Right now, I couldn’t care less about what I do outside in society, since I know who I am and that’s who I will be. I don’t mind telling people that I am gay, but I don’t go around telling them that I am gay. If people ask, I just give them a straight up answer. Being independent wasn’t helping me to what the real world was about. Out in the real world, you’re going to need to communicate, converse, and talking to other people whether it’s about business or just in general.

I definitely feel the Hmong Community is supportive of me. Although, I don’t hang out with many people, when I do, they already make me feel safe and comfortable of where I am and who I am.

I think that everything is fine. I believe that it should be always spread around communities because I want people to realize that a man and women isn’t just the only thing that exist in this world.

If you’re compelled by Kevin’s story, we invite you (if you identify as Hmong LGBTQQI) to contribute your narrative to our collection and documentation by taking this 5 minute survey: http://tinyurl.com/HmongLGBTQQIStories

©Linda Her and MidWest Solidarity Movement, 2011 – 2013. All rights reserved.
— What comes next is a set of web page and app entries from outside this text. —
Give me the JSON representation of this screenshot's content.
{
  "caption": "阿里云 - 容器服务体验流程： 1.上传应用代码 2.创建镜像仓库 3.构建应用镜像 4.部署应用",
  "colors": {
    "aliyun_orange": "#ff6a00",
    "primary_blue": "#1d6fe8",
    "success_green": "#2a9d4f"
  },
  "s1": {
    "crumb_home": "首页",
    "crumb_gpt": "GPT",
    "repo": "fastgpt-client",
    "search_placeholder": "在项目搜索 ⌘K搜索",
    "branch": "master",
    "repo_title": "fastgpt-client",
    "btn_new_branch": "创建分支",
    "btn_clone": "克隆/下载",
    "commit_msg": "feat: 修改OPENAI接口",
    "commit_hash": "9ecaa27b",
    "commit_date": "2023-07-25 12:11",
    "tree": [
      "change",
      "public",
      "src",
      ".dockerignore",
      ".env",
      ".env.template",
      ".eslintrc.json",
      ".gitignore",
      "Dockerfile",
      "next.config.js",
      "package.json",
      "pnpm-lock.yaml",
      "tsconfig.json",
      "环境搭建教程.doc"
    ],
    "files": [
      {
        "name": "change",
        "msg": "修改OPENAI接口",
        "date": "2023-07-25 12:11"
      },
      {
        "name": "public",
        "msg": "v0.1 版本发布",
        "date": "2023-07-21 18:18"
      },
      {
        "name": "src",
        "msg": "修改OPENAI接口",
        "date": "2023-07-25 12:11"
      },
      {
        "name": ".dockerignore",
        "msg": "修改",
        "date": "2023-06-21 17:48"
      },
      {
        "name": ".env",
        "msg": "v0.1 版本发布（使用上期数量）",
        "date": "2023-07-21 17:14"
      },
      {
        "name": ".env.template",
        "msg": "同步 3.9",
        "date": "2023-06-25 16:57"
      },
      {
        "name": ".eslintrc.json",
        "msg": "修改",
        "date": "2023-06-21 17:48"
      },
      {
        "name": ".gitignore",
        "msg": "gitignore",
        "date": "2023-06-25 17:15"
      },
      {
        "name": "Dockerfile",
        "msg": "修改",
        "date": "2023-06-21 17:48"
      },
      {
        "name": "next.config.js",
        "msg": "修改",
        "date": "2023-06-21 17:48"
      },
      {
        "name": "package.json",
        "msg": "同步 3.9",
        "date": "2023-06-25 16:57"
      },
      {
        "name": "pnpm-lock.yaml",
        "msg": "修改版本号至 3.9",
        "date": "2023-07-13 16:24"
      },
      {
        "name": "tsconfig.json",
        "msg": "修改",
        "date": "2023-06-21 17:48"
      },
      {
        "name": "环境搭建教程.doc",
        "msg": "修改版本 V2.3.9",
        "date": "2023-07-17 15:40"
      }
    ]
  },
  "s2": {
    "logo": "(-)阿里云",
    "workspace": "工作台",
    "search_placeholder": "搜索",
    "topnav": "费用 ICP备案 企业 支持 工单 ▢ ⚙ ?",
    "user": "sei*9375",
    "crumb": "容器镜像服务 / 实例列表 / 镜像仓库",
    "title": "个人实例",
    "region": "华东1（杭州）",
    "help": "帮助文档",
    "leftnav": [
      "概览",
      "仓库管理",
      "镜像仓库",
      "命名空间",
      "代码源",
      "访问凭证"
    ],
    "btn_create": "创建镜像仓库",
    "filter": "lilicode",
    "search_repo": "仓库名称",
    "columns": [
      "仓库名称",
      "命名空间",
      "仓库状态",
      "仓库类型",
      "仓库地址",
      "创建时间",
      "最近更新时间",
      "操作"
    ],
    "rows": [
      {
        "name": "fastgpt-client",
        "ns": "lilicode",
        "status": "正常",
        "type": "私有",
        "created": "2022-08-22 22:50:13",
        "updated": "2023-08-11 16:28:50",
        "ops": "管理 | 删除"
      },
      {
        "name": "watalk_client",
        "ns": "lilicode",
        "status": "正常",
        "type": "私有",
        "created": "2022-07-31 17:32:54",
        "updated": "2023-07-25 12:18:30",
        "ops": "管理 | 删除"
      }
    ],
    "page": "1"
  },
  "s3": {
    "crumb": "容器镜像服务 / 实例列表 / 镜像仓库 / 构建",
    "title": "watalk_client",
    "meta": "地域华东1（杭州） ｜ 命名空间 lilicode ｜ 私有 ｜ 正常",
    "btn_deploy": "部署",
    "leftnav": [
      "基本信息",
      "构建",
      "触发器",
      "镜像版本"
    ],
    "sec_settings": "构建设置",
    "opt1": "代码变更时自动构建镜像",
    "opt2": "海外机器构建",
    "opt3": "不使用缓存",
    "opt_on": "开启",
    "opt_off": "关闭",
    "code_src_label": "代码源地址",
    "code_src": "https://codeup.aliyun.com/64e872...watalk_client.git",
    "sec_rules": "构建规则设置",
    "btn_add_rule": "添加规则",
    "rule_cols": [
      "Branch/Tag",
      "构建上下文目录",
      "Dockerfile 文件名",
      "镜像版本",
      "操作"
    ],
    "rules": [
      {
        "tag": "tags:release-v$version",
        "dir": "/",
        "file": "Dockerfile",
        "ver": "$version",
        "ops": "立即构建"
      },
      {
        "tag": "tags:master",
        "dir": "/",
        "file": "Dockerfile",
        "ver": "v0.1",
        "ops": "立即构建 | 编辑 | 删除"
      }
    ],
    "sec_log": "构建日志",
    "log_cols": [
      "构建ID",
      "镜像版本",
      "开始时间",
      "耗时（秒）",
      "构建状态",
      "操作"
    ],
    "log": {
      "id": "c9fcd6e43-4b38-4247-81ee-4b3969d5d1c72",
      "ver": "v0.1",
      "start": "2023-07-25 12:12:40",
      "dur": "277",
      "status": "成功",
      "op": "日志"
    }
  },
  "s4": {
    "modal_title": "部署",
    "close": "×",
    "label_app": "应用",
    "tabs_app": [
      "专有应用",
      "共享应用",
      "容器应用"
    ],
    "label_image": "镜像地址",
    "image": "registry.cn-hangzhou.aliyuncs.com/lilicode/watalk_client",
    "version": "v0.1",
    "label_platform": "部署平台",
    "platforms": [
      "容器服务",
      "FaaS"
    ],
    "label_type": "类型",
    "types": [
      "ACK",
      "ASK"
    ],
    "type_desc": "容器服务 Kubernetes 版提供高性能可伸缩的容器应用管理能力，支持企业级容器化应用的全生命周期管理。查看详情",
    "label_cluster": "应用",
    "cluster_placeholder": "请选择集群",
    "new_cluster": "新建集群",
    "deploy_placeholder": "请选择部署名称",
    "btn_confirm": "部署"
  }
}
Unauthorized distribution with the intent to sell, use and/or duplication of these images, audio, video, stories, blog posts, and materials on this blog without express and written permission from this blog’s authors and/or owner is strictly prohibited. Excerpts and links as stated by MidWest Solidarity Movement members may be used, provided that full and clear credit is given to Linda Her and MidWest Solidarity Movement with appropriate and specific direction to the original content.